Canada has long been one of the world's leading grain producers, despite its relatively short growing season. Harsh winters and cool summers can lead to devastating crop losses. A key to maintaining and improving Canada's competitive position lies in crop improvement, a field of research that increasingly uses genomic approaches to identify genetic factors involved in the climatic adaptation of particular crops.
D. B. Fowler, a researcher on crop development at the University of Saskatchewan, is principal investigator of Use of Genomic Tools for Crop Improvements in Temperate Climates. The project will focus on three economically important crops - wheat, barley and rye. Drawing on extensive genetic data and tools within the wheat and barley species and close relatives, the research team will seek to better understand the low-temperature responses of these crops. Rye is the most low-temperature tolerant winter cereal and provides a natural candidate for gene identification, characterization and exploitation.

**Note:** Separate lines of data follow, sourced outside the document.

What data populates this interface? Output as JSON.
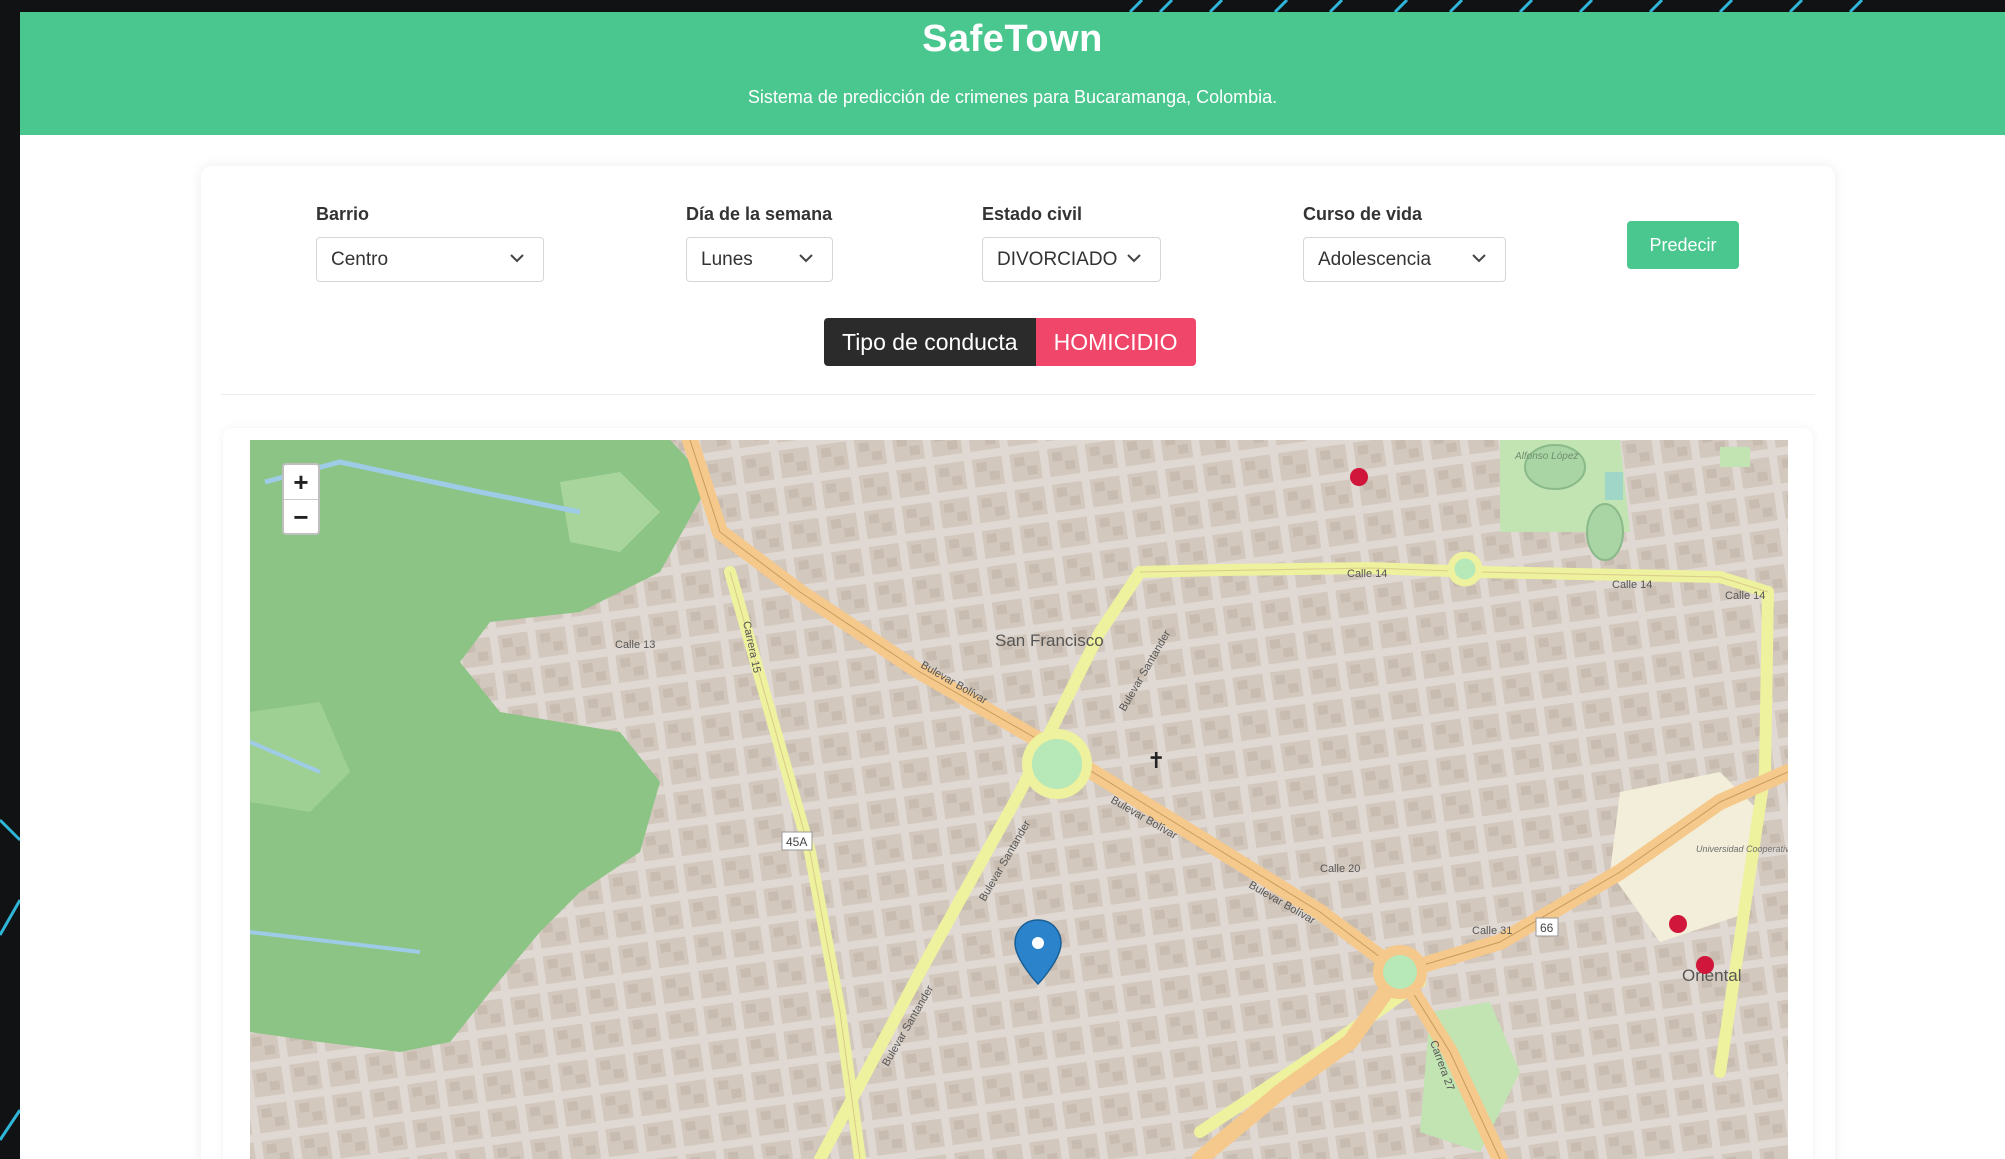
{
  "header": {
    "title": "SafeTown",
    "subtitle": "Sistema de predicción de crimenes para Bucaramanga, Colombia."
  },
  "form": {
    "barrio": {
      "label": "Barrio",
      "value": "Centro"
    },
    "dia": {
      "label": "Día de la semana",
      "value": "Lunes"
    },
    "estado": {
      "label": "Estado civil",
      "value": "DIVORCIADO"
    },
    "curso": {
      "label": "Curso de vida",
      "value": "Adolescencia"
    },
    "predict_label": "Predecir"
  },
  "result": {
    "label": "Tipo de conducta",
    "value": "HOMICIDIO"
  },
  "map": {
    "zoom_in": "+",
    "zoom_out": "−",
    "place_labels": {
      "san_francisco": "San Francisco",
      "oriental": "Oriental",
      "alfonso_lopez": "Alfonso López",
      "universidad": "Universidad Cooperativa de Colombia"
    },
    "street_labels": {
      "bulevar_bolivar_1": "Bulevar Bolívar",
      "bulevar_bolivar_2": "Bulevar Bolívar",
      "bulevar_bolivar_3": "Bulevar Bolívar",
      "bulevar_santander_1": "Bulevar Santander",
      "bulevar_santander_2": "Bulevar Santander",
      "bulevar_santander_3": "Bulevar Santander",
      "calle_14_a": "Calle 14",
      "calle_14_b": "Calle 14",
      "calle_14_c": "Calle 14",
      "calle_31": "Calle 31",
      "calle_13": "Calle 13",
      "calle_20": "Calle 20",
      "carrera_15": "Carrera 15",
      "carrera_27": "Carrera 27",
      "ruta_45a": "45A",
      "ruta_66": "66"
    },
    "colors": {
      "urban": "#e0d9d3",
      "block": "#d5cbc2",
      "park": "#8cc486",
      "main_road": "#f5c98b",
      "secondary_road": "#eef19d",
      "marker": "#2a83cb"
    }
  }
}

The team expects to improve our understanding of the genetic mechanisms underlying low temperature responses opening the way to more effective crop development for a wide range of species. The immediate goal of the project is to learn from the low-temperature adaptation of hardy species like rye in order to reduce the production risks of more commercially important crops like wheat and barley. Research findings will be broadly disseminated, which in turn will give rise to technology transfer opportunities. Benefits are anticipated in several different areas. For example, robust crops better able to withstand low temperatures will lead to development of more sustainable and environmentally friendly production systems. It will take less herbicides and energy to grow crops that are more cold resistant. Crop moisture will be utilized more efficiently and productivity will be improved as well.
Integrated GE3LS Research: Examining the environmental and socio-economic impacts of low temperature tolerant crops
GE3LS Project Leaders: Jim Unterschultz, University of Alberta
LT (low temperature) tolerant crops may have significant impacts on land-use in agricultural marginal lands, the environment as well as farm-level economic viability. The objectives for the GE³LS research are:
- Evaluate the farm-level benefits and costs of LT tolerant crops in Western Canada. Results will be aggregated to regional and national levels.
- Evaluate the economic impact on land use and land use conflicts. Increased stress tolerance in crops has the potential to move crop production onto different regions, creating potential conflicts or synergies with alternative land uses.
- Evaluate socio-economic environmental impacts of increased usage of LT crops in Western Canada. The market and non-market benefits and costs from LT tolerant crops will be evaluated for Western Canada.
- Application of existing consumer and ethics research to anticipated outcomes arising from LT tolerance research.
Research on consumer acceptance and ethics will be reviewed, evaluated and applied to this project.